_Exercise instructions_
The result must match the data exactly, line for line.

Element data from apps and pages
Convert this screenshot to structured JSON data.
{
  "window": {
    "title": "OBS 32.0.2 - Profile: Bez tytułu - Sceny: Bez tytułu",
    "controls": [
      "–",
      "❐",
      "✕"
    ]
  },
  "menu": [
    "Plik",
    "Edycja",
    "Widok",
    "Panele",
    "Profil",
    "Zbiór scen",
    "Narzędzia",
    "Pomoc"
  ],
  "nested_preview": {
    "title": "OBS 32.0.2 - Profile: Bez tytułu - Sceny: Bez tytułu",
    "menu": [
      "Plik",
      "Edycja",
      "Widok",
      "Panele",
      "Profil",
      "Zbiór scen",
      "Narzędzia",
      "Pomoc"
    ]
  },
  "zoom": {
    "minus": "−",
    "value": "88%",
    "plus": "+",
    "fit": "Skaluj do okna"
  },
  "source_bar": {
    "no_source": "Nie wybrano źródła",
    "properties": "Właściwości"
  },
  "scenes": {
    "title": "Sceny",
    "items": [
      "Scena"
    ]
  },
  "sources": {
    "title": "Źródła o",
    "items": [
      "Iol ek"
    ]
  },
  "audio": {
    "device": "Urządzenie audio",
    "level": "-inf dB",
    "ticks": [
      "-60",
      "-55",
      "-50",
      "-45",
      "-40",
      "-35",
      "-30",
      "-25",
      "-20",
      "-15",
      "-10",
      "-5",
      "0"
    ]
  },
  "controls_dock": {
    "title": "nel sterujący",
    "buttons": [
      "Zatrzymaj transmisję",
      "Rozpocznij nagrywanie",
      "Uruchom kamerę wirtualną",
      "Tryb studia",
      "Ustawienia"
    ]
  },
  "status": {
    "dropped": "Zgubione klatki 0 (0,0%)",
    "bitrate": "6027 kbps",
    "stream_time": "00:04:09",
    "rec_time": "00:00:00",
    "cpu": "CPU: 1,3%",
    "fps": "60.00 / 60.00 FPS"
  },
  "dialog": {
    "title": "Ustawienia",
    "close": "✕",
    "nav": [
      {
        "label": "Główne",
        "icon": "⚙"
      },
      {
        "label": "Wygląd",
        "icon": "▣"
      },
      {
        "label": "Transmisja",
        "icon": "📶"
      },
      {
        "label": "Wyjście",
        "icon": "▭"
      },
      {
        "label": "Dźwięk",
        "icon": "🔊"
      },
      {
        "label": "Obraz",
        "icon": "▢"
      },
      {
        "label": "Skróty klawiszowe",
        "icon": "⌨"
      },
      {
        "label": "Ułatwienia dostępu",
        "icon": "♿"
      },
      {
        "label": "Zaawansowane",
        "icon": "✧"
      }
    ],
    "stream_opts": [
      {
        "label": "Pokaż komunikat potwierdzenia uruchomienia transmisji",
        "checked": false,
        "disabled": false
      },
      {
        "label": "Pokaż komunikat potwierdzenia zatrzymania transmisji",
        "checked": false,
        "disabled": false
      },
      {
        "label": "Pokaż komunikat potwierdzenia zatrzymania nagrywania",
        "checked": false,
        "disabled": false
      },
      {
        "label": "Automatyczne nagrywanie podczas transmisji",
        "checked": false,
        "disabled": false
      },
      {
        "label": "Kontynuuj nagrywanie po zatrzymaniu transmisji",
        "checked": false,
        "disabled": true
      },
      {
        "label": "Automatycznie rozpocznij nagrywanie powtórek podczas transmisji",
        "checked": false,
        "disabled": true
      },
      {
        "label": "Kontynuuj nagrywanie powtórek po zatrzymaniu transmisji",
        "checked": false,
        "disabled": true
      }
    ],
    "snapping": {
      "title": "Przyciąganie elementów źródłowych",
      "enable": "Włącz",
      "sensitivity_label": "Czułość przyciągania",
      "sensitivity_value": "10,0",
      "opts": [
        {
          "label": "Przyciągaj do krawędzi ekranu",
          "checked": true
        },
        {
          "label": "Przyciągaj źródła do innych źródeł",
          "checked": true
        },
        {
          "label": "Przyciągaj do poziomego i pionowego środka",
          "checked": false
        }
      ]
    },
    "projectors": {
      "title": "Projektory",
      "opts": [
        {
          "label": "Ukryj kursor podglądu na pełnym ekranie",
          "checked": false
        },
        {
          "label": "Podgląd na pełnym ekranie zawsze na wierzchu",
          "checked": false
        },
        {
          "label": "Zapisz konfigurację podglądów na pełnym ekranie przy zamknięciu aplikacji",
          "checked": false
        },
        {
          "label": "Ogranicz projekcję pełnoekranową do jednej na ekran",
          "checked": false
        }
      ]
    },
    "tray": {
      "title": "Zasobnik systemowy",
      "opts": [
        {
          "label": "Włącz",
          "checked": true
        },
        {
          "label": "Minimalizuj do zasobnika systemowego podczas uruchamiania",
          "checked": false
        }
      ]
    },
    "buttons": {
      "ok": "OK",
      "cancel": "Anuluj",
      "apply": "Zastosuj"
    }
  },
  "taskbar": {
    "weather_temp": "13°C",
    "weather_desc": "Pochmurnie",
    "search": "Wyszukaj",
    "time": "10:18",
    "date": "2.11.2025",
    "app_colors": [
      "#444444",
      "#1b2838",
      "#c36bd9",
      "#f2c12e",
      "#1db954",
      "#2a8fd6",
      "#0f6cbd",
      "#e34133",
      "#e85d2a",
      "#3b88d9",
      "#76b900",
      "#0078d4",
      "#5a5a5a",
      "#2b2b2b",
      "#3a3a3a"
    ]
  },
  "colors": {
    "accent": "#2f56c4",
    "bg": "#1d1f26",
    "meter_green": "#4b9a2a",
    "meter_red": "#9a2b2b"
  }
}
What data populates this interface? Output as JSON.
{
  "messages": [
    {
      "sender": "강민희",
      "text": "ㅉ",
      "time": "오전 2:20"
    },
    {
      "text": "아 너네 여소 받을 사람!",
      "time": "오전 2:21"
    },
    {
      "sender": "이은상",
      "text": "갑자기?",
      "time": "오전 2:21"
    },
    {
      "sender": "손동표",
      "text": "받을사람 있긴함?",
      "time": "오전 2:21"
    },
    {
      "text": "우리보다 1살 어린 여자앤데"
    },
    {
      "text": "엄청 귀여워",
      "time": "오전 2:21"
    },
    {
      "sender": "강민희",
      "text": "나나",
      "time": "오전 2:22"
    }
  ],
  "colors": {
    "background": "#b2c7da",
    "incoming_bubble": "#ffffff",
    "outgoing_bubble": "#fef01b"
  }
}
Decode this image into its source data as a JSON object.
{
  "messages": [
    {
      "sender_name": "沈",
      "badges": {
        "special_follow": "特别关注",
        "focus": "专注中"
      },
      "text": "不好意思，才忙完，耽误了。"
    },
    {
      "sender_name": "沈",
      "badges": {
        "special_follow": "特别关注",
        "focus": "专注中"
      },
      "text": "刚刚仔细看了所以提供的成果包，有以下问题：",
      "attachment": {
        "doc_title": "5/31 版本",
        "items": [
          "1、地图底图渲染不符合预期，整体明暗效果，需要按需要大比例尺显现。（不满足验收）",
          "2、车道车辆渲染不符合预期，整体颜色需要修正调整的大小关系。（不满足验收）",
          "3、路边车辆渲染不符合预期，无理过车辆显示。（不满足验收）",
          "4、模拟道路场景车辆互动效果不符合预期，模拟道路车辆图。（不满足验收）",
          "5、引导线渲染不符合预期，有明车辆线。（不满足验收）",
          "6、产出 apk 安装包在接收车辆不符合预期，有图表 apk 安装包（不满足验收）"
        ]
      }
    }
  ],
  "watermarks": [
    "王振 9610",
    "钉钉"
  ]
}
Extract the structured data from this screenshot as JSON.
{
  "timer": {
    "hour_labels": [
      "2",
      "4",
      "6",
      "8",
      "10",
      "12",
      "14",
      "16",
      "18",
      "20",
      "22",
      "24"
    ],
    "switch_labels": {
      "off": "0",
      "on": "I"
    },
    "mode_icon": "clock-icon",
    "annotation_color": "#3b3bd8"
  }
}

_Expected answer_
Convert this screenshot to structured JSON data.
{
  "window": {
    "title": "OBS 32.0.2 - Profile: Bez tytułu - Sceny: Bez tytułu",
    "controls": [
      "–",
      "❐",
      "✕"
    ]
  },
  "menu": [
    "Plik",
    "Edycja",
    "Widok",
    "Panele",
    "Profil",
    "Zbiór scen",
    "Narzędzia",
    "Pomoc"
  ],
  "nested_preview": {
    "title": "OBS 32.0.2 - Profile: Bez tytułu - Sceny: Bez tytułu",
    "menu": [
      "Plik",
      "Edycja",
      "Widok",
      "Panele",
      "Profil",
      "Zbiór scen",
      "Narzędzia",
      "Pomoc"
    ]
  },
  "zoom": {
    "minus": "−",
    "value": "88%",
    "plus": "+",
    "fit": "Skaluj do okna"
  },
  "source_bar": {
    "no_source": "Nie wybrano źródła",
    "properties": "Właściwości"
  },
  "scenes": {
    "title": "Sceny",
    "items": [
      "Scena"
    ]
  },
  "sources": {
    "title": "Źródła o",
    "items": [
      "Iol ek"
    ]
  },
  "audio": {
    "device": "Urządzenie audio",
    "level": "-inf dB",
    "ticks": [
      "-60",
      "-55",
      "-50",
      "-45",
      "-40",
      "-35",
      "-30",
      "-25",
      "-20",
      "-15",
      "-10",
      "-5",
      "0"
    ]
  },
  "controls_dock": {
    "title": "nel sterujący",
    "buttons": [
      "Zatrzymaj transmisję",
      "Rozpocznij nagrywanie",
      "Uruchom kamerę wirtualną",
      "Tryb studia",
      "Ustawienia"
    ]
  },
  "status": {
    "dropped": "Zgubione klatki 0 (0,0%)",
    "bitrate": "6027 kbps",
    "stream_time": "00:04:09",
    "rec_time": "00:00:00",
    "cpu": "CPU: 1,3%",
    "fps": "60.00 / 60.00 FPS"
  },
  "dialog": {
    "title": "Ustawienia",
    "close": "✕",
    "nav": [
      {
        "label": "Główne",
        "icon": "⚙"
      },
      {
        "label": "Wygląd",
        "icon": "▣"
      },
      {
        "label": "Transmisja",
        "icon": "📶"
      },
      {
        "label": "Wyjście",
        "icon": "▭"
      },
      {
        "label": "Dźwięk",
        "icon": "🔊"
      },
      {
        "label": "Obraz",
        "icon": "▢"
      },
      {
        "label": "Skróty klawiszowe",
        "icon": "⌨"
      },
      {
        "label": "Ułatwienia dostępu",
        "icon": "♿"
      },
      {
        "label": "Zaawansowane",
        "icon": "✧"
      }
    ],
    "stream_opts": [
      {
        "label": "Pokaż komunikat potwierdzenia uruchomienia transmisji",
        "checked": false,
        "disabled": false
      },
      {
        "label": "Pokaż komunikat potwierdzenia zatrzymania transmisji",
        "checked": false,
        "disabled": false
      },
      {
        "label": "Pokaż komunikat potwierdzenia zatrzymania nagrywania",
        "checked": false,
        "disabled": false
      },
      {
        "label": "Automatyczne nagrywanie podczas transmisji",
        "checked": false,
        "disabled": false
      },
      {
        "label": "Kontynuuj nagrywanie po zatrzymaniu transmisji",
        "checked": false,
        "disabled": true
      },
      {
        "label": "Automatycznie rozpocznij nagrywanie powtórek podczas transmisji",
        "checked": false,
        "disabled": true
      },
      {
        "label": "Kontynuuj nagrywanie powtórek po zatrzymaniu transmisji",
        "checked": false,
        "disabled": true
      }
    ],
    "snapping": {
      "title": "Przyciąganie elementów źródłowych",
      "enable": "Włącz",
      "sensitivity_label": "Czułość przyciągania",
      "sensitivity_value": "10,0",
      "opts": [
        {
          "label": "Przyciągaj do krawędzi ekranu",
          "checked": true
        },
        {
          "label": "Przyciągaj źródła do innych źródeł",
          "checked": true
        },
        {
          "label": "Przyciągaj do poziomego i pionowego środka",
          "checked": false
        }
      ]
    },
    "projectors": {
      "title": "Projektory",
      "opts": [
        {
          "label": "Ukryj kursor podglądu na pełnym ekranie",
          "checked": false
        },
        {
          "label": "Podgląd na pełnym ekranie zawsze na wierzchu",
          "checked": false
        },
        {
          "label": "Zapisz konfigurację podglądów na pełnym ekranie przy zamknięciu aplikacji",
          "checked": false
        },
        {
          "label": "Ogranicz projekcję pełnoekranową do jednej na ekran",
          "checked": false
        }
      ]
    },
    "tray": {
      "title": "Zasobnik systemowy",
      "opts": [
        {
          "label": "Włącz",
          "checked": true
        },
        {
          "label": "Minimalizuj do zasobnika systemowego podczas uruchamiania",
          "checked": false
        }
      ]
    },
    "buttons": {
      "ok": "OK",
      "cancel": "Anuluj",
      "apply": "Zastosuj"
    }
  },
  "taskbar": {
    "weather_temp": "13°C",
    "weather_desc": "Pochmurnie",
    "search": "Wyszukaj",
    "time": "10:18",
    "date": "2.11.2025",
    "app_colors": [
      "#444444",
      "#1b2838",
      "#c36bd9",
      "#f2c12e",
      "#1db954",
      "#2a8fd6",
      "#0f6cbd",
      "#e34133",
      "#e85d2a",
      "#3b88d9",
      "#76b900",
      "#0078d4",
      "#5a5a5a",
      "#2b2b2b",
      "#3a3a3a"
    ]
  },
  "colors": {
    "accent": "#2f56c4",
    "bg": "#1d1f26",
    "meter_green": "#4b9a2a",
    "meter_red": "#9a2b2b"
  }
}
What data populates this interface? Output as JSON.
{
  "messages": [
    {
      "sender": "강민희",
      "text": "ㅉ",
      "time": "오전 2:20"
    },
    {
      "text": "아 너네 여소 받을 사람!",
      "time": "오전 2:21"
    },
    {
      "sender": "이은상",
      "text": "갑자기?",
      "time": "오전 2:21"
    },
    {
      "sender": "손동표",
      "text": "받을사람 있긴함?",
      "time": "오전 2:21"
    },
    {
      "text": "우리보다 1살 어린 여자앤데"
    },
    {
      "text": "엄청 귀여워",
      "time": "오전 2:21"
    },
    {
      "sender": "강민희",
      "text": "나나",
      "time": "오전 2:22"
    }
  ],
  "colors": {
    "background": "#b2c7da",
    "incoming_bubble": "#ffffff",
    "outgoing_bubble": "#fef01b"
  }
}
Decode this image into its source data as a JSON object.
{
  "messages": [
    {
      "sender_name": "沈",
      "badges": {
        "special_follow": "特别关注",
        "focus": "专注中"
      },
      "text": "不好意思，才忙完，耽误了。"
    },
    {
      "sender_name": "沈",
      "badges": {
        "special_follow": "特别关注",
        "focus": "专注中"
      },
      "text": "刚刚仔细看了所以提供的成果包，有以下问题：",
      "attachment": {
        "doc_title": "5/31 版本",
        "items": [
          "1、地图底图渲染不符合预期，整体明暗效果，需要按需要大比例尺显现。（不满足验收）",
          "2、车道车辆渲染不符合预期，整体颜色需要修正调整的大小关系。（不满足验收）",
          "3、路边车辆渲染不符合预期，无理过车辆显示。（不满足验收）",
          "4、模拟道路场景车辆互动效果不符合预期，模拟道路车辆图。（不满足验收）",
          "5、引导线渲染不符合预期，有明车辆线。（不满足验收）",
          "6、产出 apk 安装包在接收车辆不符合预期，有图表 apk 安装包（不满足验收）"
        ]
      }
    }
  ],
  "watermarks": [
    "王振 9610",
    "钉钉"
  ]
}
Extract the structured data from this screenshot as JSON.
{
  "timer": {
    "hour_labels": [
      "2",
      "4",
      "6",
      "8",
      "10",
      "12",
      "14",
      "16",
      "18",
      "20",
      "22",
      "24"
    ],
    "switch_labels": {
      "off": "0",
      "on": "I"
    },
    "mode_icon": "clock-icon",
    "annotation_color": "#3b3bd8"
  }
}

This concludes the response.